Raising NJ Transit fares without increasing the gas tax is unfair to transit riders and exempts drivers from paying their fair share of transportation system costs.
New Jersey is well positioned to take advantage of some emerging real-estate trends outlined in a new report, but risks its competitiveness by lagging in others.
An examination by New Jersey Future shows that the state’s new business incentive programs are largely effective at following state plan guidelines and directing job growth to smart-growth areas.
The Economic Opportunity Act of 2013 included additional incentives for projects destined for “smart-growth” areas. This report analyzes how effective the updated incentives have been at directing growth to those areas. December 2014.
There is a significant mismatch in New Jersey between where large numbers of older residents live and which municipalities are most prepared to accommodate them. This report matches every municipality against four age-friendliness indicators, and analyzes the degree to which New Jersey’s older residents are living in places that, from a land-use perspective, are not prepared to accommodate their changing needs. January 2014.
Call for entries for the 2014 Smart Growth Awards. The awards celebration is June 5, 2014, in Newark.
Two webinars examining how communities can implement the state’s updated non-contiguous cluster development law to steer growth to areas that make sense and preserve the open land that would otherwise have been needed to accommodate that growth. Tuesday, Dec. 3, 2013, at noon and Tuesday, Dec. 10, 2013, at noon.
A one-hour webinar that will review how several communities in New Jersey have passed non-contiguous clustering ordinances as a method of preserving land and fighting sprawl, and how two communities have implemented their ordinances. Wednesday, Nov. 7, 2012; 12:30 PM – 1:30 PM. NO RECORDING AVAILABLE.
Reports, Presentations and Testimony
- New Jersey Future Van Abs 2014 Pinelands Growth Area Water Assessment
- 02/17/2014 - Creating Places To Age in New Jersey Municipal Best Practices
- Creating Places To Age in New Jersey municipal data
- Creating Places To Age Bergen-Passaic Supplement
- 3/11/2013: Economic Investments Strategically and Avoid Subsidizing Sprawl
- How Clustering Works
- 04/02/2012: NJFuture Comments to State Planning Commission on Draft State Strategic Plan
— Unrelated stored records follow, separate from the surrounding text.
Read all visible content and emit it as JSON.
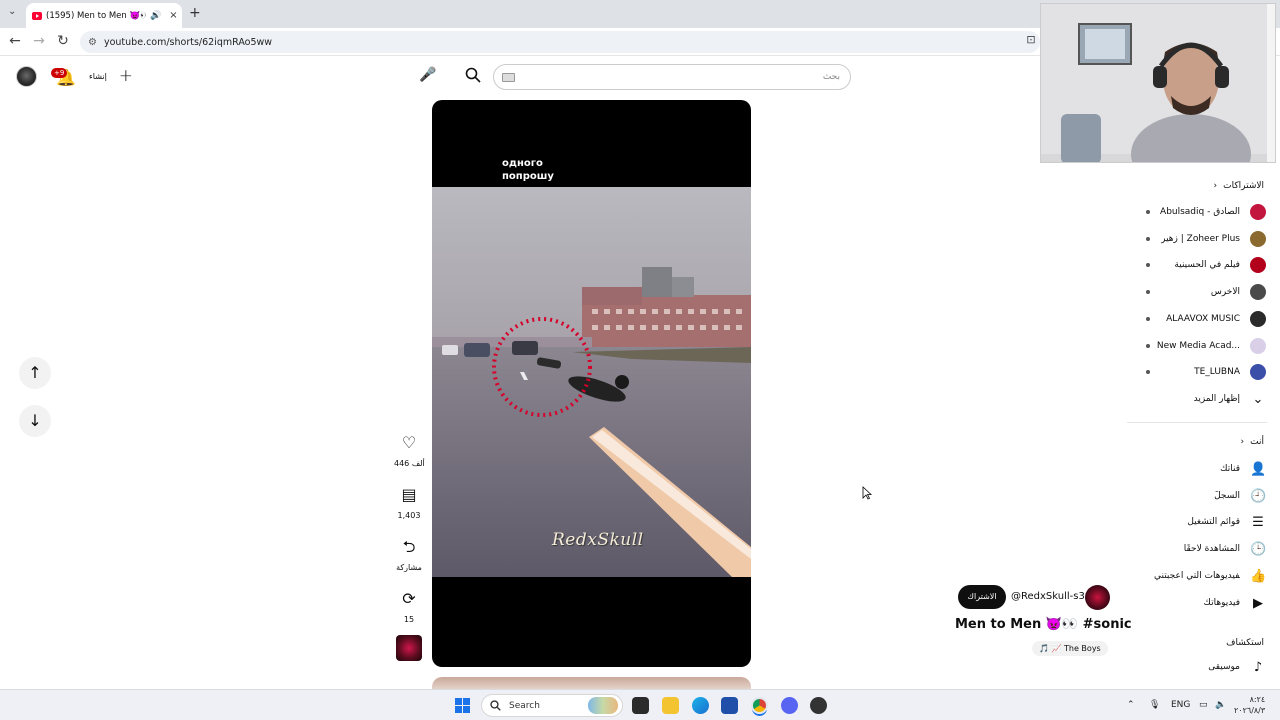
{
  "browser": {
    "tab_title": "(1595) Men to Men 👿👀 #",
    "tab_close": "×",
    "new_tab": "+",
    "url": "youtube.com/shorts/62iqmRAo5ww",
    "back": "←",
    "forward": "→",
    "reload": "↻"
  },
  "header": {
    "notification_count": "+9",
    "create_label": "إنشاء",
    "create_icon": "+",
    "search_placeholder": "بحث"
  },
  "video": {
    "caption_line1": "одного",
    "caption_line2": "попрошу",
    "watermark": "RedxSkull"
  },
  "actions": {
    "like_count": "446 ألف",
    "comment_count": "1,403",
    "share_label": "مشاركة",
    "remix_count": "15"
  },
  "meta": {
    "subscribe_label": "الاشتراك",
    "handle": "@RedxSkull-s3w",
    "title": "Men to Men 👿👀 #sonic",
    "sound": "🎵 📈 The Boys"
  },
  "sidebar": {
    "subscriptions_title": "الاشتراكات",
    "subscriptions": [
      {
        "label": "Abulsadiq - الصادق",
        "color": "#c3163f"
      },
      {
        "label": "زهير | Zoheer Plus",
        "color": "#8a6a2e"
      },
      {
        "label": "فيلم في الحسينية",
        "color": "#b3001b"
      },
      {
        "label": "الاخرس",
        "color": "#4a4a4a"
      },
      {
        "label": "ALAAVOX MUSIC",
        "color": "#2b2b2b"
      },
      {
        "label": "New Media Acad...",
        "color": "#d9d0e8"
      },
      {
        "label": "TE_LUBNA",
        "color": "#3b4ea8"
      }
    ],
    "show_more": "إظهار المزيد",
    "you_title": "أنت",
    "you_items": [
      {
        "label": "قناتك",
        "icon": "person-icon",
        "glyph": "👤"
      },
      {
        "label": "السجلّ",
        "icon": "history-icon",
        "glyph": "🕘"
      },
      {
        "label": "قوائم التشغيل",
        "icon": "playlists-icon",
        "glyph": "☰"
      },
      {
        "label": "المشاهدة لاحقًا",
        "icon": "watch-later-icon",
        "glyph": "🕒"
      },
      {
        "label": "الفيديوهات التي أعجبتني",
        "icon": "thumbs-up-icon",
        "glyph": "👍"
      },
      {
        "label": "فيديوهاتك",
        "icon": "your-videos-icon",
        "glyph": "▶"
      }
    ],
    "explore_title": "استكشاف",
    "explore_items": [
      {
        "label": "موسيقى",
        "icon": "music-icon",
        "glyph": "♪"
      }
    ]
  },
  "taskbar": {
    "search_label": "Search",
    "language": "ENG",
    "time": "٨:٢٤",
    "date": "٢٠٢٦/٨/٣"
  },
  "colors": {
    "accent": "#ff0033",
    "tabstrip": "#dee1e6",
    "taskbar": "#eef0f5"
  }
}
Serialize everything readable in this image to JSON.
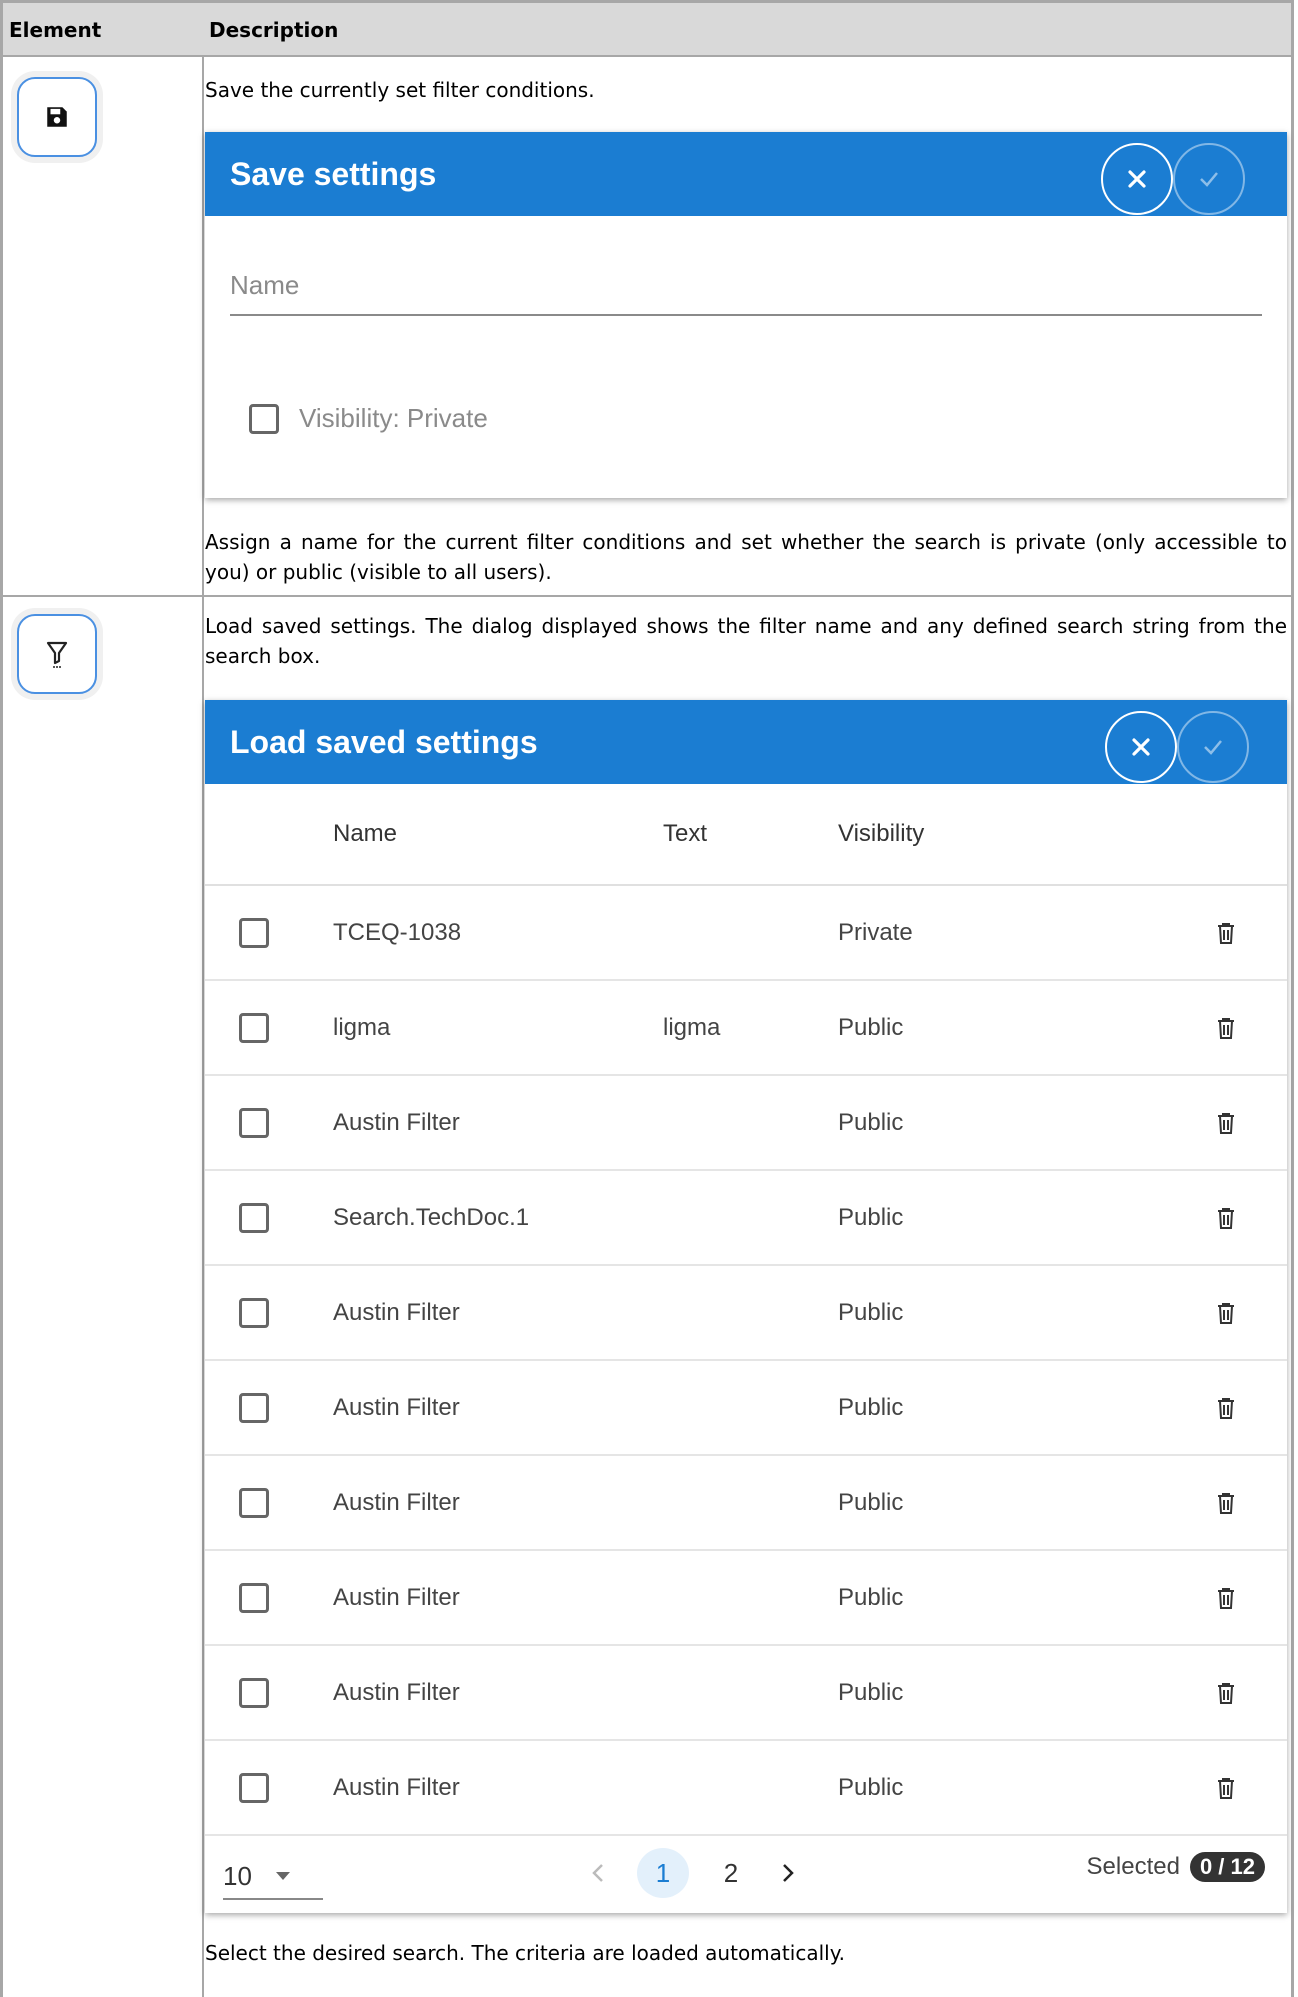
{
  "table": {
    "header": {
      "element": "Element",
      "description": "Description"
    }
  },
  "rows": {
    "save": {
      "icon": "floppy-disk-icon",
      "description": "Save the currently set filter conditions.",
      "note": "Assign a name for the current filter conditions and set whether the search is private (only accessible to you) or public (visible to all users).",
      "dialog": {
        "title": "Save settings",
        "name_placeholder": "Name",
        "visibility_label": "Visibility: Private"
      }
    },
    "load": {
      "icon": "filter-icon",
      "description": "Load saved settings. The dialog displayed shows the filter name and any defined search string from the search box.",
      "note": "Select the desired search. The criteria are loaded automatically.",
      "dialog": {
        "title": "Load saved settings",
        "columns": {
          "name": "Name",
          "text": "Text",
          "visibility": "Visibility"
        },
        "rows": [
          {
            "name": "TCEQ-1038",
            "text": "",
            "visibility": "Private"
          },
          {
            "name": "ligma",
            "text": "ligma",
            "visibility": "Public"
          },
          {
            "name": "Austin Filter",
            "text": "",
            "visibility": "Public"
          },
          {
            "name": "Search.TechDoc.1",
            "text": "",
            "visibility": "Public"
          },
          {
            "name": "Austin Filter",
            "text": "",
            "visibility": "Public"
          },
          {
            "name": "Austin Filter",
            "text": "",
            "visibility": "Public"
          },
          {
            "name": "Austin Filter",
            "text": "",
            "visibility": "Public"
          },
          {
            "name": "Austin Filter",
            "text": "",
            "visibility": "Public"
          },
          {
            "name": "Austin Filter",
            "text": "",
            "visibility": "Public"
          },
          {
            "name": "Austin Filter",
            "text": "",
            "visibility": "Public"
          }
        ],
        "pagination": {
          "per_page": "10",
          "pages": [
            "1",
            "2"
          ],
          "current_page": "1",
          "selected_label": "Selected",
          "selected_count": "0 / 12"
        }
      }
    }
  },
  "colors": {
    "header_bg": "#d9d9d9",
    "dialog_header": "#1b7dd2",
    "button_border": "#4a90e2"
  }
}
- 12/14/2011: Joint Statement on A4422-S3165 Permit Extension Act
- Land Use Trends NJPHA 2011
- 11/30/2011: Coalition Statement on Grow NJ Bill
- Financial Benefits of Density in Two New Jersey Downtowns 7-11 (Intern report)
- Executive Order-78
- 10/18/2011: Comments: Proposed Amendments to BPU Main Extension Rules
- 10/14/2011: Comments: OCE Clean Energy Incentives Proposal
- Smart Growth NJ August 2011 Poll Report
- Route 1 Planning Through Partnerships
- Case Studies in Transfer of Development Rights 8-10 (Intern report)
- 05/07/2009 Testimony on Urban Transit Hub Tax Credit Act
- 04-03-2009 Letter to DEP re Global Warming Solutions Fund Rules
- Presentation: Affordable Land Preservation Tools 6-1-11
- Notes on Affordable Land Preservation Tools 6-1-11
- Transfer of Development Rights Task Force Report 08-11-10
- APA-NJ Non-Contiguous Clustering 3-08
- Case Study Hopewell Township 08-00
- Achieving Genuine Prosperity 04-01
- Rethinking Farmland Preservation in New Jersey 05-01
- Presentation: The Status of Transfer of Development Rights in New Jersey 12-10
- Transfer of Development Rights (Updated) 05-04
- Tax Reform 09-03
- Planning Ahead 11-09
- A New Vision for the Highlands 02-04
- Impact Fees 01-04
- Historic Preservation 03-05
- Climate Change and Land Use 10-08
- Smart Conservation: The "Green" Side of Smart Growth
- Race to the Middle: The Homogenization of New Jersey's Population Density
- Moving Out: New Jersey's Population Growth and Migration Patterns
- Getting to Work 11-08
- Built Out Permit Activity 12-10
- Built Out 12-10